Man, I haven’t been this excited for anything I’ve bought on eBay since the Panasonic Q fiasco. A long sad story that ultimately ended with me getting screwed out of $400. Worst case scenario, I’ll get screwed out of a lot less on this deal.
Still holding my breath to see what actually shows up in the mail this week or next, but I still can’t help but be excited. I’ve said before that the Vectrex is my “holy grail” on my retro gaming wishlist. Mostly because they have been going for more than we spent on the Wii U recently. But for whatever reason, it seems like prices have gone down on them in the past few weeks. I found one that doesn’t look quite perfect, but appears to be fully functional and in pretty good shape for something that’s 30 years old now.
For those not up to speed on what the heck a Vectrex is, here’s a fantastic review from one of my favorite Youtube Channels: Classic Game Room.
My infatuation with the Vectrex is a bit perplexing, even to me. I never had one, nor known anyone that had one. Honestly I’ve never even seen one with my own eyes. So it’s not like it’s nostalgia that is drawing me in. It’s just so totally different than anything else. It’s like getting the keys to a time machine and being able to go back and experience these games in exactly the form they were 30 years ago. You can hook up an NES today, but to get the purest retro experience, you need to hook that NES up to a 25 year old cathode tube TV too. Well with the Vectrex, the video, the sound, the controller… it’s all still there preserved as one unit.

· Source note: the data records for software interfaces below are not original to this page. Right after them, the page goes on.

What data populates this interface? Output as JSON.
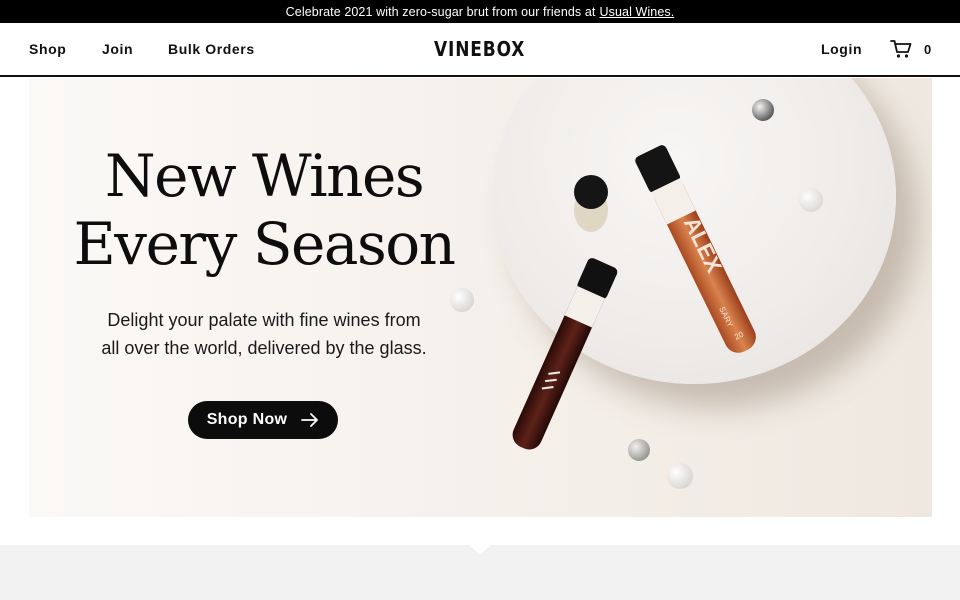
{
  "announcement": {
    "text": "Celebrate 2021 with zero-sugar brut from our friends at",
    "link": "Usual Wines."
  },
  "nav": {
    "left": [
      {
        "label": "Shop"
      },
      {
        "label": "Join"
      },
      {
        "label": "Bulk Orders"
      }
    ],
    "logo": "VINEBOX",
    "login": "Login",
    "cart_count": "0"
  },
  "hero": {
    "title_line1": "New Wines",
    "title_line2": "Every Season",
    "subtitle_line1": "Delight your palate with fine wines from",
    "subtitle_line2": "all over the world, delivered by the glass.",
    "cta": "Shop Now",
    "bottle_label_1": "ALEX",
    "bottle_label_2": "SARY",
    "bottle_year": "20"
  },
  "icons": {
    "cart": "shopping-cart-icon",
    "arrow": "arrow-right-icon"
  },
  "colors": {
    "announcement_bg": "#000000",
    "cta_bg": "#0c0c0c",
    "lower_section_bg": "#f2f2f2",
    "rose_wine": "#c96a3c",
    "red_wine": "#4a1a14"
  }
}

I’ve played some vector games before. I most vividly remember a Lunar Lander arcade cabinet that they had when I was at “Space Camp” at the Cosmosphere as a kid. But most of us are far more familiar with raster games. Like Mario or Tetris. Where the images are made of pixels. On the Vectrex, there are no pixels. Rather the images are drawn from vectors, or lines from point to point. At the time this gave designers the ability to do some cool things, like scaling or rotating images, which required more processing power than was generally available from console hardware at the time. One of the drawbacks was the lack of color, which actually lead to one of the Vectrex’s coolest features: the color overlays.
So yeah, I’m stoked. Hoping not to get my dreams crushed when I open the box… that hopefully eventually arrives.